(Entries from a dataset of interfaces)
BEGIN

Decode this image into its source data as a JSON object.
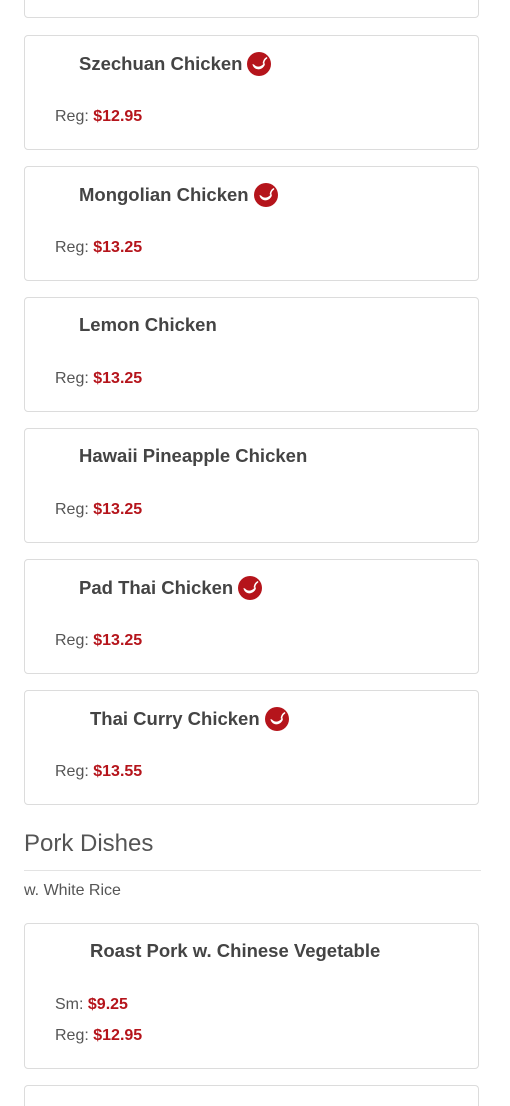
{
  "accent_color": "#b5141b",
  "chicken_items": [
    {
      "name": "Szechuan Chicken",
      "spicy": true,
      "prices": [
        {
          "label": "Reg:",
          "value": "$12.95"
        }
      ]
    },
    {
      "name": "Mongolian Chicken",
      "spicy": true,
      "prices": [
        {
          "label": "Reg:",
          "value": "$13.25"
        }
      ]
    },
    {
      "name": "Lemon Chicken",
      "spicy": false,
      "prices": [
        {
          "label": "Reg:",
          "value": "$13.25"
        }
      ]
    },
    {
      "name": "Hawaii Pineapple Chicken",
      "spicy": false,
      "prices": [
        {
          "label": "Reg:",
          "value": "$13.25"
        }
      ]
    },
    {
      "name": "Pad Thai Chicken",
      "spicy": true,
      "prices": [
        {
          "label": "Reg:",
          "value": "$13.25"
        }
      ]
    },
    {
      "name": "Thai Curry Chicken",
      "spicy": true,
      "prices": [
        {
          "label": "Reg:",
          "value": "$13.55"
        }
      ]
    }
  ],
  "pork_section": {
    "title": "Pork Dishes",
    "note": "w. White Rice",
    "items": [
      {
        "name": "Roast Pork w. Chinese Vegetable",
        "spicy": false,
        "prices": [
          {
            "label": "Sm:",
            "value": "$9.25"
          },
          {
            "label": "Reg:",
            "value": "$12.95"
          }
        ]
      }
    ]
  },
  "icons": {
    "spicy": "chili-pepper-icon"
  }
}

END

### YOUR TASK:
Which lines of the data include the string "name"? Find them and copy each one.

### RESULT FOR THIS TASK:
      "name": "Szechuan Chicken",
      "name": "Mongolian Chicken",
      "name": "Lemon Chicken",
      "name": "Hawaii Pineapple Chicken",
      "name": "Pad Thai Chicken",
      "name": "Thai Curry Chicken",
        "name": "Roast Pork w. Chinese Vegetable",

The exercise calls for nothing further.